- Make sure the plant is well potted and if necessary add some potting soil. It is essential to make sure the soil is evenly packed especially around the inner edge so that it is watered evenly. Press the soil down firmly around the inner edge and make sure there is enough soil covering the top roots but not covering the bottom of the trunk.
- The leaves would like a dusting from time to time and an outdoor shower once or twice a year would be very helpful.
They can be pruned to stay in the space they have been given. Fertilize regularly for fullest growth.
If you’ve ever grown (or killed) a maidenhair fern, you’ll know that these delicate, lacy beauties are quite picky when it comes to their growing conditions. We’ve featured plenty of tough-as-nails plants (spider plants, Chinese evergreens, cast-iron plants, and dracaena) that can tolerate a wide range of conditions, but maidenhair ferns are the opposite. As long as you know that there’s no fooling around when it comes to meeting its needs, though, this fern will reward you with gorgeous foliage. Here is what you need to know to keep a maidenhair fern thriving.
Areca palm (Chrysalidocarpus lutescens) is one of the most widely used palms for bright interiors. It features feathery, arching fronds, each with up to 100 leaflets. These big, bold plants command attention.
1. During the spring and summer the soil must be kept moist. In fall and winter, however, the soil should get a bit dry between watering.
2. The sunlight should be either bright indirect or curtain filtered.
3. Temperature fluctuations may be dangerous. In the winter months try to keep temperatures from 60-70 F at night and the day temperatures should be from 75-85 F.
4. From spring to fall use a fertilizer to give the soil all the necessary nutrients for a year.
Ficus lyrata, commonly known as the fiddle-leaf fig, is a species of flowering plant in the mulberry and fig family Moraceae. It is native to western Africa, from Cameroon west to Sierra Leone, where it grows in lowland tropical rainforest
- Light – Needs Bright, Filtered Light. …
- Watering – Keep soil evenly moist at all times. …
- Fertilizer – Feed bi-weekly with a weak green plant liquid solution during the growing season.
- Repotting -Change dirt and transplant to a a larger pot annually.
A long-time favorite of those with a green-thumb and even those without, Spathiphyllum, commonly known as the peace lily, is an adaptable and low-maintenance houseplant. Peace lilies are not true lilies (Lilium spp.) at all, but rather a member of the Araceae family. Its flowers resemble those of the calla lily (both plants belong to the same family) and is the reason for its name. The showy part of the flower features a white, hoodlike sheath (known as a spathe) which resembles a white flag of surrender.

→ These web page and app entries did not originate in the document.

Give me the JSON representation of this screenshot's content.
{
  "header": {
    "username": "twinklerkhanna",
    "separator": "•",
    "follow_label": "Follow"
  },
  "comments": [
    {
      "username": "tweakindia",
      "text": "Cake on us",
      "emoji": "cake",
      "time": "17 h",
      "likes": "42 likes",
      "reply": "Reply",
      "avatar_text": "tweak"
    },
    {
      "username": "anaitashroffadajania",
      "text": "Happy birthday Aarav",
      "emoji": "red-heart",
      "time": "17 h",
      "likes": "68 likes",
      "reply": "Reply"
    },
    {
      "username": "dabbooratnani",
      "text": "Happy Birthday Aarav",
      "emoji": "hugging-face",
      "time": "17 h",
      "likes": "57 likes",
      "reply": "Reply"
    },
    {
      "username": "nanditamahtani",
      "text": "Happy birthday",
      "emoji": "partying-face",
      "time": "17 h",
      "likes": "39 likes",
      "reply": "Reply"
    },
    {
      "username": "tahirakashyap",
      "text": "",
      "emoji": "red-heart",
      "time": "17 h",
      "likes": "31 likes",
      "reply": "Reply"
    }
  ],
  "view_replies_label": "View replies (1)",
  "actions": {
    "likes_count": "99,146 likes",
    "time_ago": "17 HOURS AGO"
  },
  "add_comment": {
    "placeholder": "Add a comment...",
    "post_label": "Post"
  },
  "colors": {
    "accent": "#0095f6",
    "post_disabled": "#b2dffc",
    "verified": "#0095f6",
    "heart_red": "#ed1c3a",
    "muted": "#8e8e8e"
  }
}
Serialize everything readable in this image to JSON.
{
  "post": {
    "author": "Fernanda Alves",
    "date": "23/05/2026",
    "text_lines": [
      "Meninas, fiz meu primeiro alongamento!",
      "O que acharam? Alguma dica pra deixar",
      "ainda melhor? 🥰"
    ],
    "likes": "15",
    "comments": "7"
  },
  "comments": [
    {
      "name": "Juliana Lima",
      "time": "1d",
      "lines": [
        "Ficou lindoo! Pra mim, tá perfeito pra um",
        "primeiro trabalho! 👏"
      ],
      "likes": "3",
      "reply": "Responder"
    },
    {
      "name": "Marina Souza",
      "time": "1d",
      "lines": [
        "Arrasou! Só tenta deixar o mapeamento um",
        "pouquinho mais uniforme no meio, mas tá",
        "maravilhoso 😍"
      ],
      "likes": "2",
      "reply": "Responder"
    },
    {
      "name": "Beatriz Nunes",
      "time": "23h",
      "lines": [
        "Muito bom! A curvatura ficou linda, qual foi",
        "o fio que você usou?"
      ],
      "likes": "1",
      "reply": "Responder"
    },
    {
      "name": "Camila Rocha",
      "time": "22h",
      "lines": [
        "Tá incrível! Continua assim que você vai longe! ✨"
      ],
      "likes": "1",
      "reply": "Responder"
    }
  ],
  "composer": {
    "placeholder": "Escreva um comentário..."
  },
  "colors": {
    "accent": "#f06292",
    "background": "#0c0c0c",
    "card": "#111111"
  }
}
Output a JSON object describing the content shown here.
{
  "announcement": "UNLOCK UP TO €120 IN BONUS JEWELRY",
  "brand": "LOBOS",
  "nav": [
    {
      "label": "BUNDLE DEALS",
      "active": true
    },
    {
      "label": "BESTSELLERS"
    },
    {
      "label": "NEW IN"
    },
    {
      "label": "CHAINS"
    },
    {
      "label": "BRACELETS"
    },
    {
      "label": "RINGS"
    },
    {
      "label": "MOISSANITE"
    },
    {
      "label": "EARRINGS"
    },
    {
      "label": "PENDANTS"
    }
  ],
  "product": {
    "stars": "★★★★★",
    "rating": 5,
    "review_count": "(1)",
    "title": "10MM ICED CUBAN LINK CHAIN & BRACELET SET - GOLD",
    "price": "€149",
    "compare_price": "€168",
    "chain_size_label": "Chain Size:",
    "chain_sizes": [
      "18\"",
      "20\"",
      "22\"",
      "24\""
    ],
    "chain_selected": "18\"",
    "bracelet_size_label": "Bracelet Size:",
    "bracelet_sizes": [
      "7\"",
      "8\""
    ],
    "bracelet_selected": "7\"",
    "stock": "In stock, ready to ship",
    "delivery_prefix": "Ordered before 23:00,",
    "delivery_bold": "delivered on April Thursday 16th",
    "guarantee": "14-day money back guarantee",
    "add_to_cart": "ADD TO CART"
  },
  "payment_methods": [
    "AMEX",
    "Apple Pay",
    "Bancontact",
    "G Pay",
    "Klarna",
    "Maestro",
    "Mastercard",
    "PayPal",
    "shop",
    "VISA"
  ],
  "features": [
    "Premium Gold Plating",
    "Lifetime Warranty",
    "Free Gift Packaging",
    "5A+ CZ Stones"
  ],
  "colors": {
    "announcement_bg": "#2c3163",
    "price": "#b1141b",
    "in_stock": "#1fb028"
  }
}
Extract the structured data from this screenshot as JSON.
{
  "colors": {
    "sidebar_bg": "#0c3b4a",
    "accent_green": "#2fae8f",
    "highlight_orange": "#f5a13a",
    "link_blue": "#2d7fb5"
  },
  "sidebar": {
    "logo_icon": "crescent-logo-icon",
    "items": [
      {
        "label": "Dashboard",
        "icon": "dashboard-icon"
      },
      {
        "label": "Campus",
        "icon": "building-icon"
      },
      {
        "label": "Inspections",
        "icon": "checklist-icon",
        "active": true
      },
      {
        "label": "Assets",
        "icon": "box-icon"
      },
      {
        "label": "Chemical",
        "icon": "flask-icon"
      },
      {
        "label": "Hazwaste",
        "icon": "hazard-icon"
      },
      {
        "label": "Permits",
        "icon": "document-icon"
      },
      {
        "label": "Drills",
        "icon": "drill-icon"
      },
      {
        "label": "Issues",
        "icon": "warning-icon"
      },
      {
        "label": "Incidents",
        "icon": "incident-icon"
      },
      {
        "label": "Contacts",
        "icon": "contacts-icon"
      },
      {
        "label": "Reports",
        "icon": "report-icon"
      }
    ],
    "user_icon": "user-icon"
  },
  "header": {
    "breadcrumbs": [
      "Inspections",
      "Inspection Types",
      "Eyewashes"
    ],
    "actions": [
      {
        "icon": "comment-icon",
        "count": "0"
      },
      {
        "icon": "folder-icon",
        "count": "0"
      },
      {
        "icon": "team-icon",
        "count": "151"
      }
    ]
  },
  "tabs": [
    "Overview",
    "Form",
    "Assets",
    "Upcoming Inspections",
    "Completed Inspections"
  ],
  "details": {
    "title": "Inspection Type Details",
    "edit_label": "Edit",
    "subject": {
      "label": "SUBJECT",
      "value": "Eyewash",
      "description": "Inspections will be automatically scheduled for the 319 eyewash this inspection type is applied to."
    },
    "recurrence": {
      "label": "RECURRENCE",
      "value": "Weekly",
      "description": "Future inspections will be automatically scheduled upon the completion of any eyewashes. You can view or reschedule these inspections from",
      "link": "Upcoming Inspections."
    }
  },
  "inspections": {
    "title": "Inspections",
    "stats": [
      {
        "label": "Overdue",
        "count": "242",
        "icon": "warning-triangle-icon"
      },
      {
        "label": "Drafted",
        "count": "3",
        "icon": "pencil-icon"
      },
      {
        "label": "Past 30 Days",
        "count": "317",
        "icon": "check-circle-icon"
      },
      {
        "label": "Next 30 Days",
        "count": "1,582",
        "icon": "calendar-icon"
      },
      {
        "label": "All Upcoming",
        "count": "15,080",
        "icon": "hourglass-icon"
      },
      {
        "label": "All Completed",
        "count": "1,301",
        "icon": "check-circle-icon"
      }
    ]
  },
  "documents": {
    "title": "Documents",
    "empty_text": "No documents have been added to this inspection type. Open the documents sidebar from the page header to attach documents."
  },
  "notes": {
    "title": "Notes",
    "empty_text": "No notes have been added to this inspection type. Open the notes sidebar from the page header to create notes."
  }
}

There are a wide variety of sizes and types of peace lilies. Most serve as floor plants since they can reach three feet tall and grow wide with big, bold leaves. Mauna loa supreme (a Spathiphyllum hybrid) is the standard midsize type. It grows up to four feet tall and features bronze-green foliage with an abundance of large, cupped spathes.